A (relatively) quick visit to Woodmans offered a timely background to Derek Thompson’s retail review.
[Note the new charging stations…]
Considering the pricing, inventory and placement of products, particularly in large locales, is a canvas rich with intrigue if not influence.
And, so it was, while attempting a quick trip through Woodmans – I know, a contradiction in terms – that I found the new home of hummus to be informative.
Sabra, 50% owned by Pepsi, now has a very prominent place in a new set of coolers.
I often purchase local favorite Bunky’s hummus. Woodmans has carried this tasty product for a number of years. Yet, the new coolers have made finding Bunky’s a not small challenge. Happily, I did, but the inventory appeared to be significantly smaller.
I quickly moved to other parts of the store, seeking Nueskes bacon, among other occasional staples. Curiously, Nueskes is no longer found within Woodmans’ sea of bacon. Rather, it somehow migrated to a different row and cooler. A shout out to the Woodmans worker who knew its location.
I continued to dairy, where Weyauwega’s sour cream could no longer be found (a bit of cottage cheese was available). Rather, an ample supply of Daisy brand sour cream was displayed.
Placement Fees and “Supermarket Shelves for Sale”
Madison is blessed with a number of grocery stores that feature local and regional brands. The Willy Street Coop and Metcalfe’s compliment our often ample farmer’s markets.
Observing retail power plays at Woodmans is timely:
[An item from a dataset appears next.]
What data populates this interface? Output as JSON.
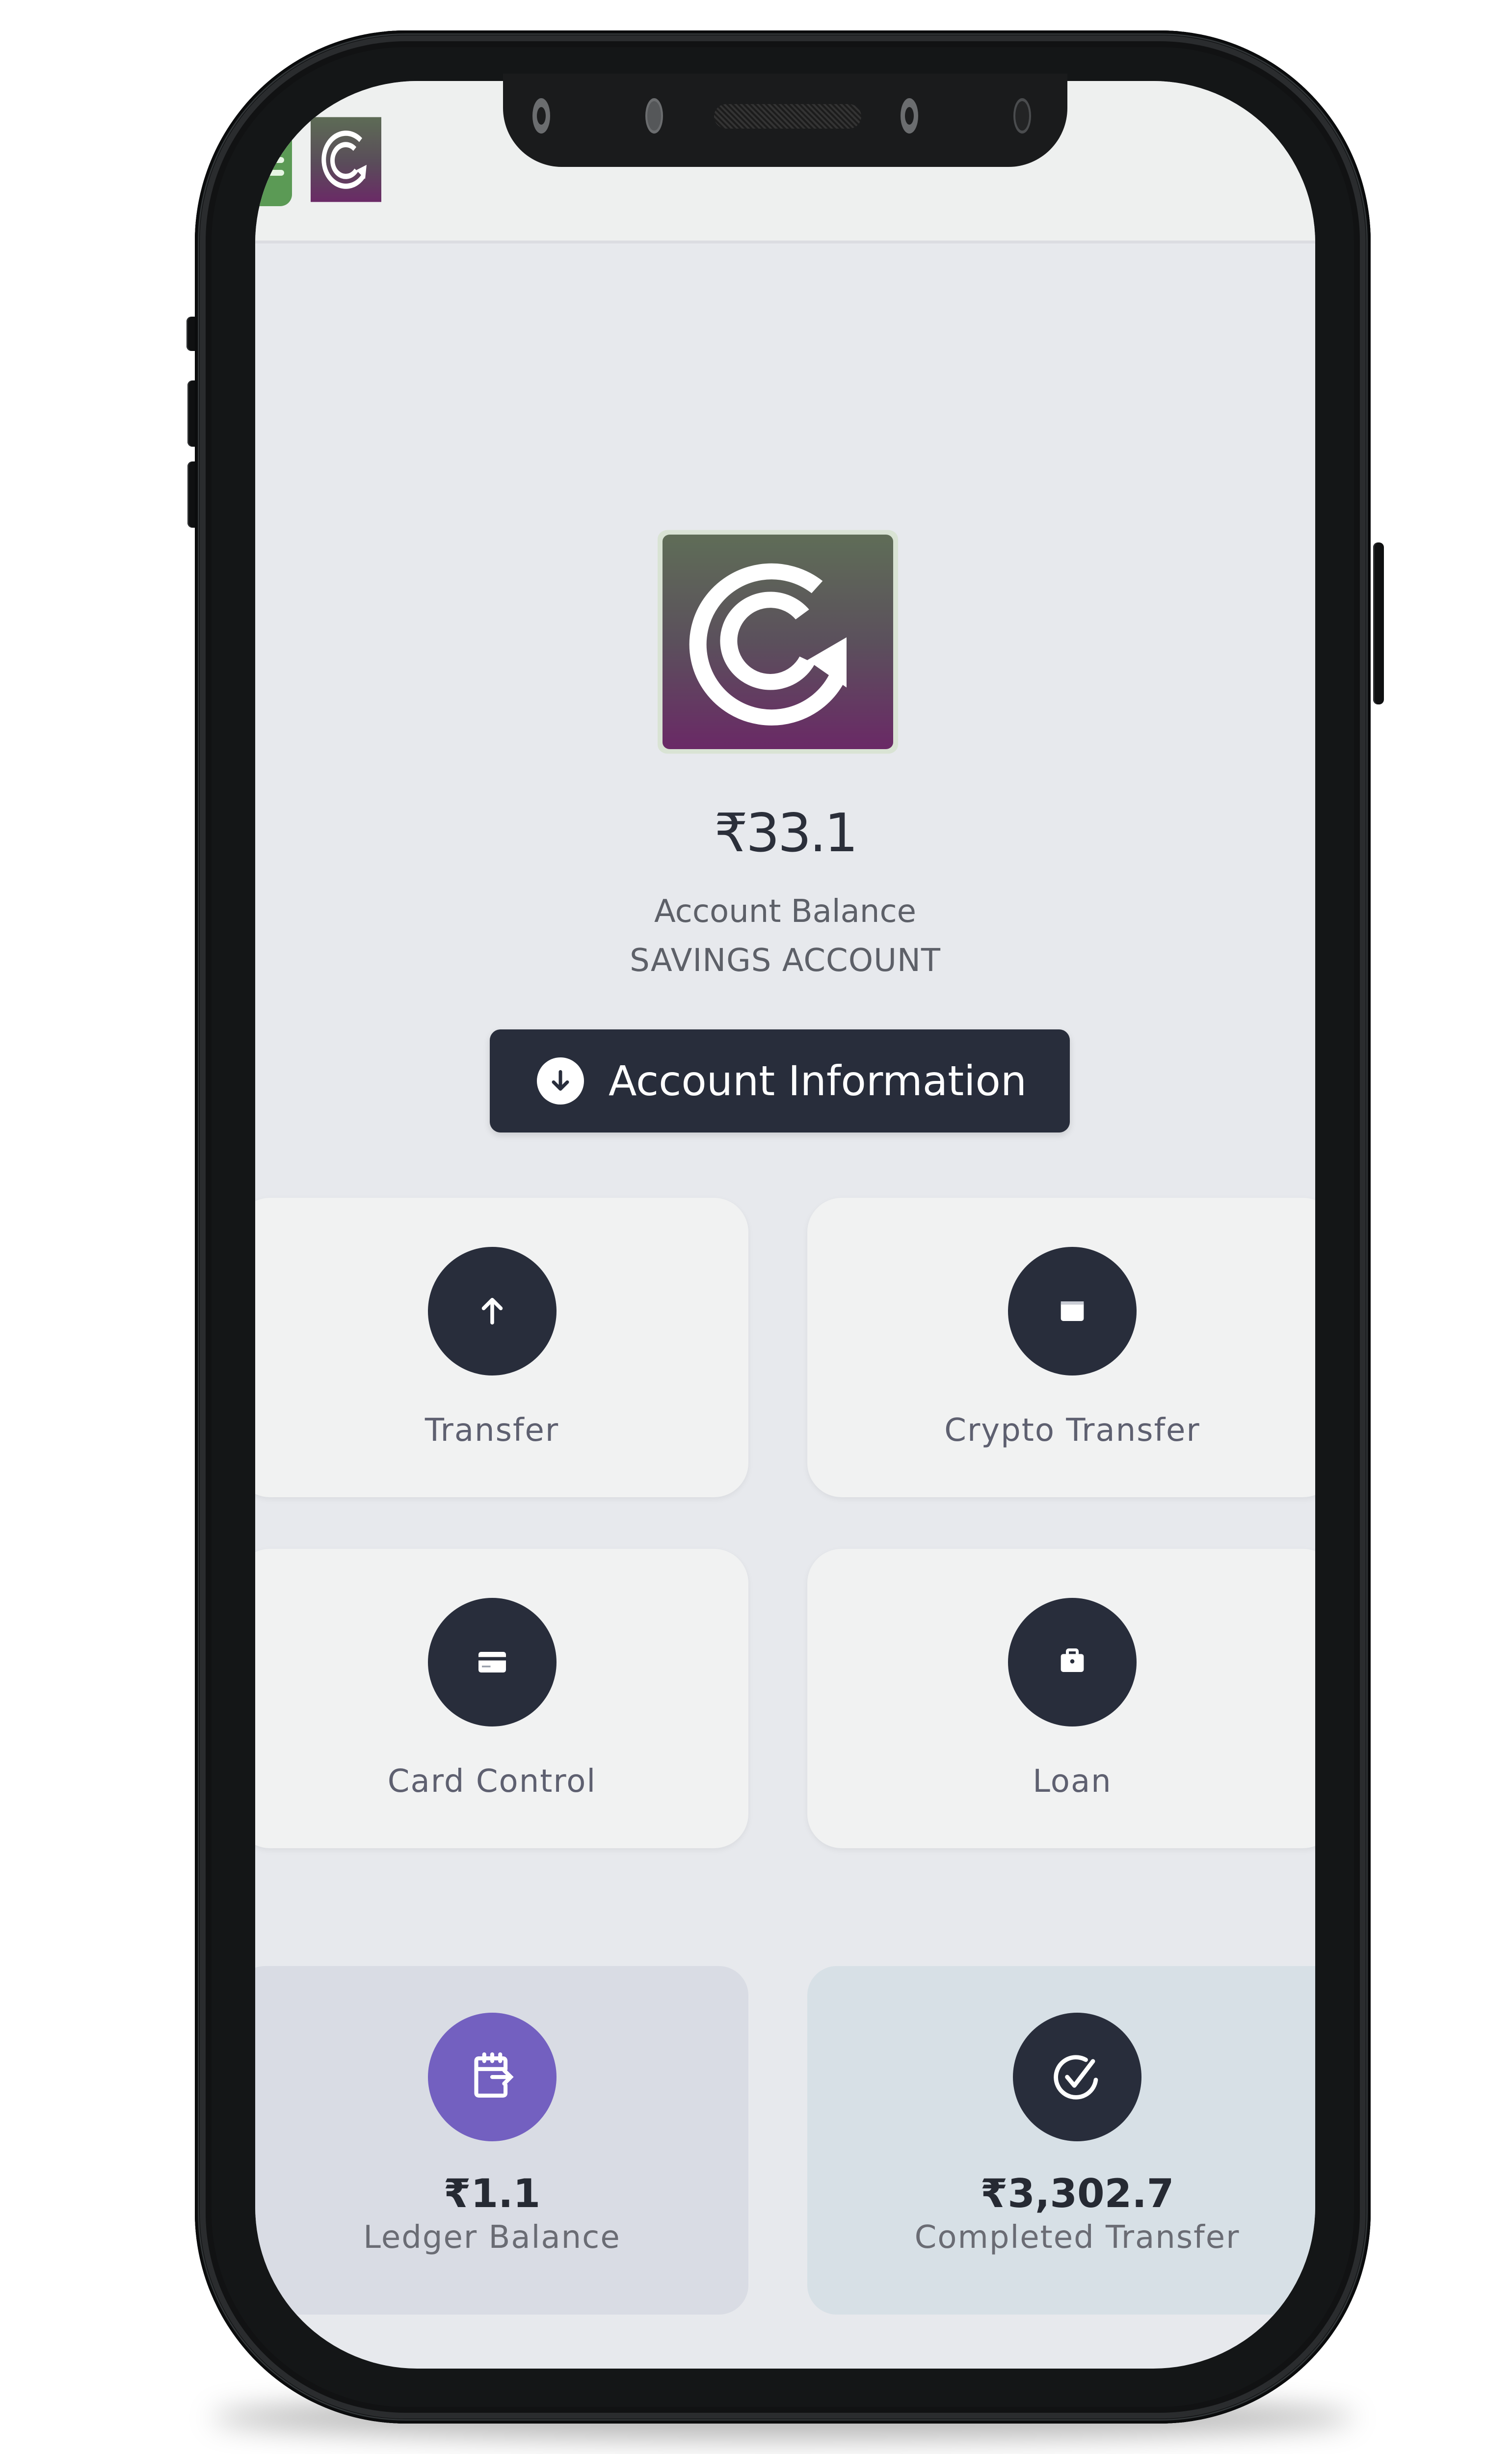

“This is a restaurant city, not a food city,” said Mitchell Moss, a professor of urban policy and planning at NYU. “It’s as if nobody knows or cares about cooking. Young people barely know how to make coffee.” Tough words, but fair. The fastest-growing chain in New York City in the past decade was Dunkin’ Donuts, with 271 new locations added since 2008. That’s one new Dunkin’ franchise in the city about every 12 days.*
In this respect, New York City is right in line with national trends. Since around 2012, restaurant spending has surged, especially among the young, rich, educated, and urban. For the richest 20 percent, restaurant spending has grown by twice as much as spending on food prepared at home since 2012. Americans between the age of 25 and 34 now spend about half of their food budget eating out, according to the Consumer Expenditure Survey. That is without precedent in American history. (In 1904, 90 percent of food was consumed at home.)
If the rise of restaurants is obvious in American wallets, it’s equally evident on American payrolls. Since 2012, employment at “food service and drinking places” has grown by more than 20 percent, according to the Bureau of Labor Statistics—three times faster than employment in the overall retail sector. Supermarket jobs have barely grown at all in that period.
Restaurants are so critical to the future of retail that neighborhoods visibly suffer if they prove inhospitable to culinary culture. Maybe that explains what the hell is going on with New York’s West Village: Local regulators in this historic neighborhood with strict zoning practice strict alcohol abstention. In September 2018 alone, the community board that oversees the West Village denied 20 alcohol licenses, or alterations to existing liquor and wine licenses, to new restaurants and cafes. Restaurants are hard enough to keep open with an overpriced bar. Without the margins from cocktails and wines by the glass, it’s hard to afford rent in one of the most expensive zip codes on the planet.
Unrelated, but, hey, why not: A Badger bag tag found while boarding a jet, not in Madison: